PS. If anyone is trying to call us while we are in Vancouver we have tried to keep the phone off to avoid the outrageous charges for international calls. We'll get back to you as soon as we're back in the Good 'ol U. S. of A.

Wednesday, July 5

Shameless self-indulgence. Look at my pictures

We visited Garden of the God's twice while we were in Colorado Springs. Here are the favorite pics from those visits.

This is the best scenic shot that we got while we were there. The sun was setting so part of the mountain was shaded from the sun.

This is Sarah after we successfully climbed to the top of a mountain (at least that is what we'll be calling it). Unfortunately it started pouring down rain on the way back down, so our enthusiasm was a bit muted.

Sarah and Jason with some of the Jackson clan. It was so fun to hang out with these friends from when I (jason) lived in Austin. We had some amazing hosts while we were in the Springs, so thanks Borkets, Jacksons, and Trevor. If any of y'all want to stay with us (when we have a home that is) come right on.

wheatland, wy

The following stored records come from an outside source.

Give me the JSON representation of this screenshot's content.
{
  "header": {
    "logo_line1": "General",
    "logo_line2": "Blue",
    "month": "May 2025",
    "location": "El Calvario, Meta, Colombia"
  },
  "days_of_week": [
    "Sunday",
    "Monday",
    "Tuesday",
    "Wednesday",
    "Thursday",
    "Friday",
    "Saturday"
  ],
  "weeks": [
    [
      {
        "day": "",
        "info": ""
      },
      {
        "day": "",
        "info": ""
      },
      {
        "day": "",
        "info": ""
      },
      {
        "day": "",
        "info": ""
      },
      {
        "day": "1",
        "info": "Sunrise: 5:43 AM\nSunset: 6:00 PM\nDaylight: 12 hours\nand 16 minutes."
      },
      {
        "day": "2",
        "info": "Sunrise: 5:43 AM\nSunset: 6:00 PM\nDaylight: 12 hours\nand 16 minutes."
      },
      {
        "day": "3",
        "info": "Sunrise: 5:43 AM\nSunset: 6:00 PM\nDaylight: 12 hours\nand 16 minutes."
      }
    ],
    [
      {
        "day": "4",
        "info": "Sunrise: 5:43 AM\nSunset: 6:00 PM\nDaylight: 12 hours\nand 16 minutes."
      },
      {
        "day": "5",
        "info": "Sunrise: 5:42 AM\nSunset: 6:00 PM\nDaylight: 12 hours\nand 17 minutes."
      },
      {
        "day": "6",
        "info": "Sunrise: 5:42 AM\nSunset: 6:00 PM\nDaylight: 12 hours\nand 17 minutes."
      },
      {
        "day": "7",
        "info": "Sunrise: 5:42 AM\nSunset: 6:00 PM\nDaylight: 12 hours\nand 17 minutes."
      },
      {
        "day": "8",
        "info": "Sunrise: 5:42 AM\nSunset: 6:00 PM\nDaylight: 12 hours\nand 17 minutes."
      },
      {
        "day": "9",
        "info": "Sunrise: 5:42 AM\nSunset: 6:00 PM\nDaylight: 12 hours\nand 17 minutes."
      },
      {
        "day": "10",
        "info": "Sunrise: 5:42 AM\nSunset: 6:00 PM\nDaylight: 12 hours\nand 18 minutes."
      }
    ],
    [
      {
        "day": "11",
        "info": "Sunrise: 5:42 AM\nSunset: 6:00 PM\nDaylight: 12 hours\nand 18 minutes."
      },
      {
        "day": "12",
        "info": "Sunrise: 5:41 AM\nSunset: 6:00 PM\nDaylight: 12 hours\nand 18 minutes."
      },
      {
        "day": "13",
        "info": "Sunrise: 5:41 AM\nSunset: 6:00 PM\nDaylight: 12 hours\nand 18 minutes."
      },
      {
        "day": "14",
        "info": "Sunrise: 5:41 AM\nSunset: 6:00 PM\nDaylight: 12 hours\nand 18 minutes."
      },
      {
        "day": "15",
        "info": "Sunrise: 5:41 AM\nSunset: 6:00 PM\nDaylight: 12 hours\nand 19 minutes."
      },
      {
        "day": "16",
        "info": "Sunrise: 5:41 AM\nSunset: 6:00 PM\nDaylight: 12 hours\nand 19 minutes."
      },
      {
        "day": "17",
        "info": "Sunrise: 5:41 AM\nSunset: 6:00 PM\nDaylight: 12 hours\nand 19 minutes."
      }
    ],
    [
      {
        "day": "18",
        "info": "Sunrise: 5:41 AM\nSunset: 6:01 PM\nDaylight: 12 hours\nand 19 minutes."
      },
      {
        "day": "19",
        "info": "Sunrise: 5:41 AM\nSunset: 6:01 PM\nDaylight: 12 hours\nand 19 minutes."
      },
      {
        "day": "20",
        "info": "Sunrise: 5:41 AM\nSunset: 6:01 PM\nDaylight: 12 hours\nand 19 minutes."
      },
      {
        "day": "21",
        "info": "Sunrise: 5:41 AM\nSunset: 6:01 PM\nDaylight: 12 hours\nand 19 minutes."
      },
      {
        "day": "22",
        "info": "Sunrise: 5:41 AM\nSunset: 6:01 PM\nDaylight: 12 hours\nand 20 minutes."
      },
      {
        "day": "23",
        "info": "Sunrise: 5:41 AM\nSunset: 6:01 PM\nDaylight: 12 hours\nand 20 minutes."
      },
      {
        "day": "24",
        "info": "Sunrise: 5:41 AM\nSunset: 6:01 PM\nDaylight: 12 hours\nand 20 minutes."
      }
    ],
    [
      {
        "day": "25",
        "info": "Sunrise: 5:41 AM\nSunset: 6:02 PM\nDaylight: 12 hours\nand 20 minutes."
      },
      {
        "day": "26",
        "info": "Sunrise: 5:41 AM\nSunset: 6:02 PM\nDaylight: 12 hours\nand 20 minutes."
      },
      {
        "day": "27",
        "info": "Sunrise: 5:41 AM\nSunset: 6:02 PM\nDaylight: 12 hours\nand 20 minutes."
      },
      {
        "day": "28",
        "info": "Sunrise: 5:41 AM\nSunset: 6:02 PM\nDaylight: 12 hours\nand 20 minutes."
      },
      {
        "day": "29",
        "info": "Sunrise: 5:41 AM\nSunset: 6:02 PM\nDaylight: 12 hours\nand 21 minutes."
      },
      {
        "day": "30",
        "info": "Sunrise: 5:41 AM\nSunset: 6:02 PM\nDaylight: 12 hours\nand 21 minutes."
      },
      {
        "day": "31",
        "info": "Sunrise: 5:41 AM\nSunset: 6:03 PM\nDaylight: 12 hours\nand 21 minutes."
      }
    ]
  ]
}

well, this morning we left colorado springs and drove up to wheatland, wy. we had a cookout for dinner and watched an amazing firework show. for a small, country town they sure can light up the sky. driving through wyoming was quite an experience...and we're not that far into it. there is nothing around for miles and miles. you can see forever and there are deer and antalope right by the road. it's so beautiful and peaceful and just untouched.

colorado springs was great. we went to garden of the gods, hung out with some of jason's old friends, and went to whit's end. good times. we head up to yellowstone tomorrow for some camping, which i am really excited about. hopefully we won't get eaten by bears.

Monday, July 3

Quick excerpt from our travel journal, July 1, 2006.
9:15am cst: After picking up a few supplies at Wal-Mart, we're leaving to start our forty day trip.
9:17am cst: We get in our first fight.
9:18am cst: Distracted by Cherokee Casino, we lose most of the trip money and decide to adjust our plans. 40 day trip across the country becomes a 40 minute trip to Westville and back.

Ok, in reality we have successfully navigated the first leg of our journey, from Siloam Springs to Colorado Springs. As you can see, we decided to use the tired old cliche of taking pictures at every state line that we cross. This will continue for the remainder of our trip. If you can think of any other travel cliches that we should participate in, please let us know as soon as possible.